GENEVA - A report in the latest INDEX newsletter notes that the value of the 635,000 tons of nonwovens manufactured by 37 nonwoven producers with 121 full lines in North Carolina in 2017 was US$1.7 billion, equating to around 18 per cent of all North American output, making the state truly the epicentre of the country’s industry.
Between 2016 and 2018, the nonwovens companies in North Carolina have also invested some $770 million in plant and equipment, and 16 more projects are currently being planned for 2019 and 2020.
So far, this has led to the creation of some 2,448 new jobs, despite the fact that nonwovens production is far from labour intensive.
In addition to many established North American businesses, North Carolina has recently been successful in attracting inward investment by companies from Europe, such as Germany’s Polyvlies, which has just started up a second line at its new plant in Winston-Salem.
With 2017 sales topping €100 million, notes INDEX, Polyvlies has a focus on the automotive industry and its Winston-Salem operation is located in close proximity to key customers in this sector.
“The automotive applications for our products are bumper to bumper,” says Garrett Owens, vice-president of sales and purchasing for Polyvlies USA, “from wheel arch liners, acoustics, underbody trim, headliners and seating to parcel shelves and boot panels and liners.”
Housing two needlepunching lines with a combined capacity of 7,600 tons, the plant’s output is split fifty-fifty between nonwovens based on synthetics such as polypropylene, polyester and polyamide and those made from natural fibres including kenaf, hemp and flax and their blends. It has the ability to produce roll goods in widths of up to 6.1 metres and in the weight range of between 100-2,500gsm.
Another German company, Norafin, has just inaugurated its new €20 million hydroentanglement plant in North Mills River, for the production of technical nonwovens in widths of up to 2.8 metres and within the weight range of 20-500 gsm. It will process both chemically-produced, high-performance fibres such as polyester, P84 and meta/para aramids, as well as natural fibres like viscose and Tencel.
Denmark’s Fibertex Personal Care has chosen to establish its new printing production facilities in Asheboro, as part of a $10 million investment.
Through its German subsidiary Innowo Print, the company has developed a technology that allows colours and images to be printed directly on to nonwoven materials to meet the demand for such products from global producers of diapers, femcare and incontinence disposables. Today, most of these products have a design print on a thin film, but a growing number of Fibertex customers are quickly realising the benefits of this new printing technology.
The report from INDEX also highlights how companies in North Carolina benefit significantly from the Nonwovens Institute, which is the largest cooperative research institute in the USA, with some 78 member companies, 52 PhD students and over $60 million in facilities.

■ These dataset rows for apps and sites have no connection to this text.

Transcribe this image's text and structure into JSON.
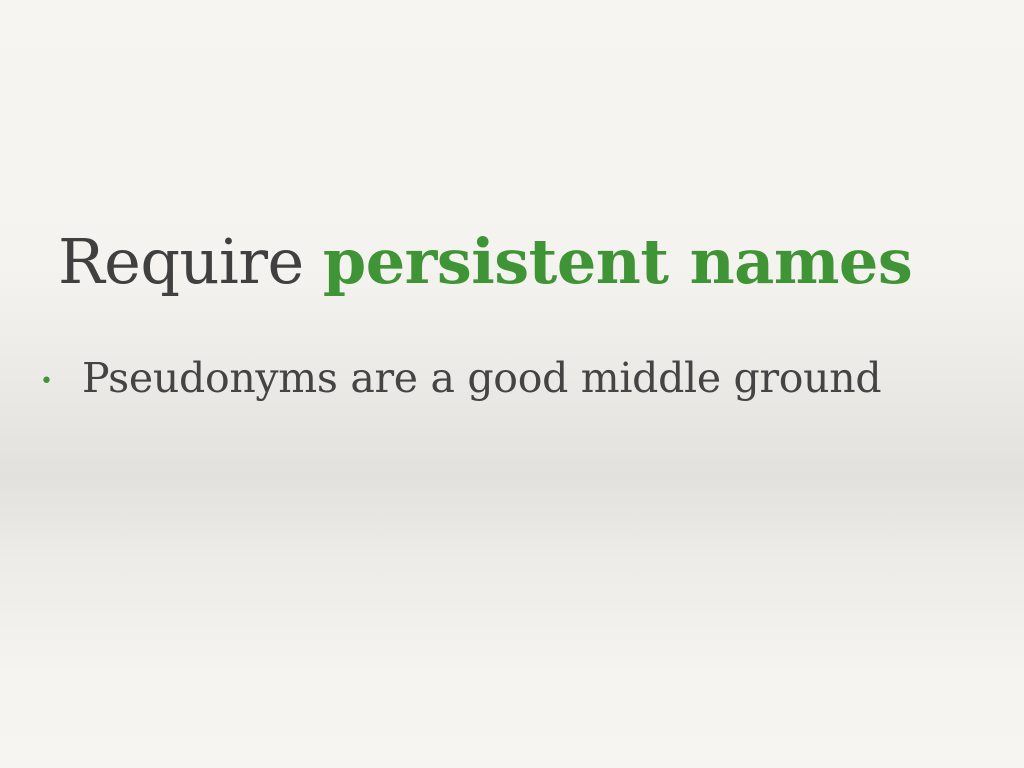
{
  "slide": {
    "title_plain": "Require ",
    "title_accent": "persistent names",
    "accent_color": "#3f9435",
    "text_color": "#404040",
    "bullets": [
      {
        "marker": "•",
        "text": "Pseudonyms are a good middle ground"
      }
    ]
  }
}
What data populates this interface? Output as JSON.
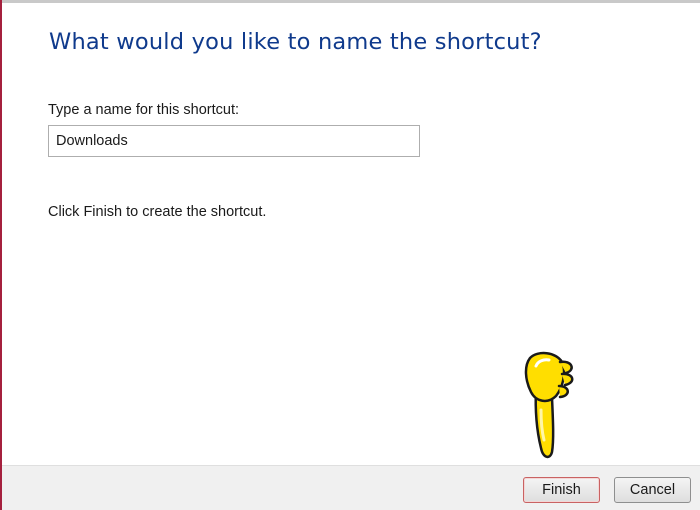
{
  "wizard": {
    "title": "What would you like to name the shortcut?",
    "name_label": "Type a name for this shortcut:",
    "name_value": "Downloads",
    "instruction": "Click Finish to create the shortcut."
  },
  "buttons": {
    "finish_label": "Finish",
    "cancel_label": "Cancel"
  },
  "annotation": {
    "icon": "pointing-down-hand-icon",
    "color": "#ffde00"
  },
  "colors": {
    "title": "#0f3a8c",
    "left_accent": "#a5203e",
    "footer_bg": "#f0f0f0"
  }
}
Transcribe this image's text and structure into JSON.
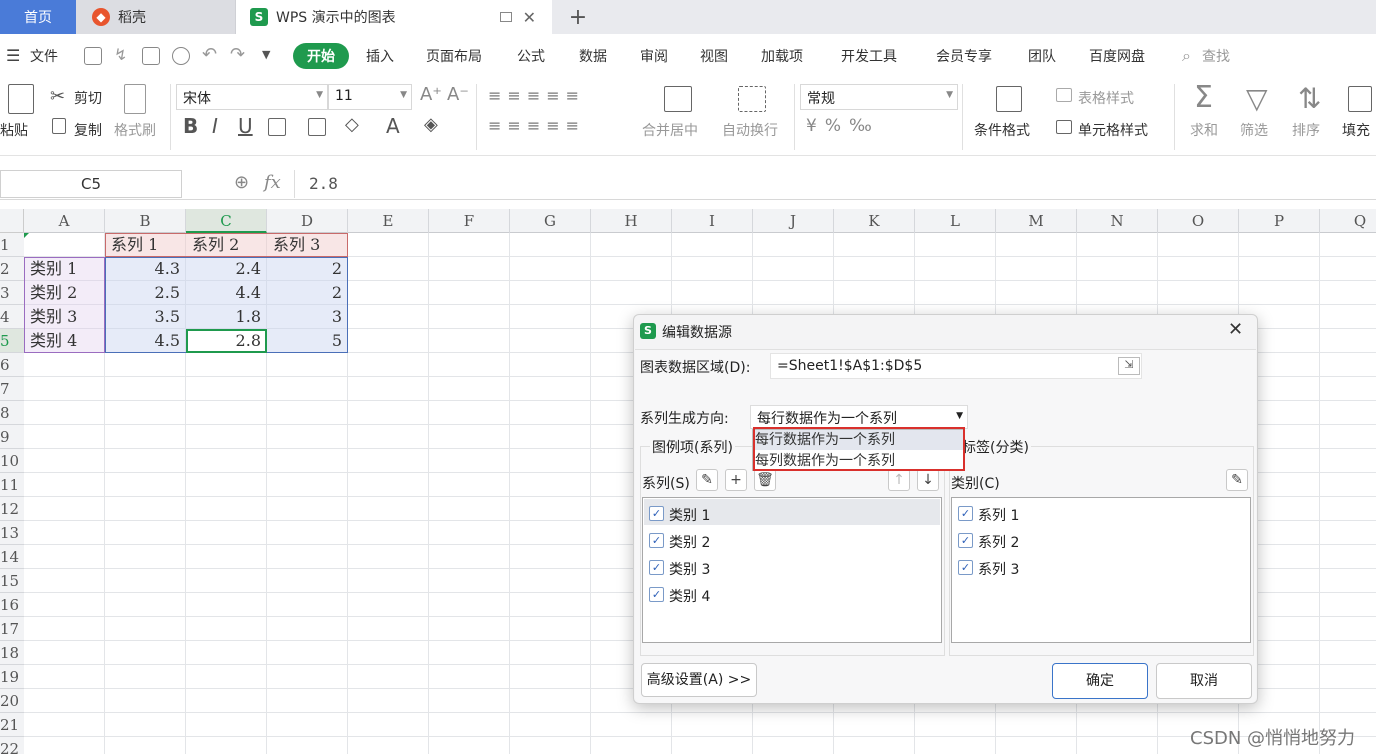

As a partnership between industry, government and academia, operating on an open innovation platform, the institute engages experts from industry and higher education in building next-generation nonwoven applications while also providing training and guidance to the field’s future leaders.
“Nonwovens are based on processes designed specifically for a specific product, based on fully-automated systems and taking labour out of the equation as much as possible,” says the institute’s executive director Dr Benham Pourdeyhimi. “This is both a blessing and a curse, because they are high volume and large volume lines and you can’t change the product to make something else, so capital decisions have to be made very wisely.
“Right now there are transformational opportunities for nonwovens as a result of issues such as sustainability, and the EU’s discussions on plastics are spreading. Other issues with energy are here to stay and there are major challenges in respect of water, health and wellbeing and globalisation – all fields in which nonwovens can make a positive contribution.
“The questions we are continuously asked are how to reduce the weight or the carbon footprint of products and the potential reuse or recycling of materials, in addition to making new sustainable materials at the same speeds or higher. Reducing water and energy are other pressing needs, as is creating new composite structures that take advantage of renewable materials such as PLA, PBS and others, as well as post-consumer recycled materials.”
The Nonwovens Institute is currently planning further technology investments in response to these demands.
North Carolina is also home to INDA, the association of nonwoven fabrics headquartered in Cary, and its president Dave Rousse has observed that in addition to having a very progressive arrangements in place for encouraging investment, it is not surprising that the state has now become the dominant hub of nonwovens manufacturing activity in North America, having been the centre of the North American textiles industry during the 20th century.
“Nonwovens – being engineered fabrics – share a fair amount of backroom functions and processes with other forms of fabric,” he says. “Both are roll goods, so equipment and process metrics are similar, making it easier for workers to transfer skills between the two. And both also have products which can also be called ‘technical textiles’, and satisfy needs for specific properties in fabric materials.”
“The research and product development activities – and the people carrying out these functions – can be common to both sectors, and both also provide substrates to the converters, coaters and treaters who add properties and value to them to serve the needs of end users.”
An estimated 787 companies are involved in the broader nonwovens supply chain in North Carolina, with a further 159 consultants, academic institutes and associations (including INDA). Together they employ some 57,700 people with a total $2.1 billion payroll.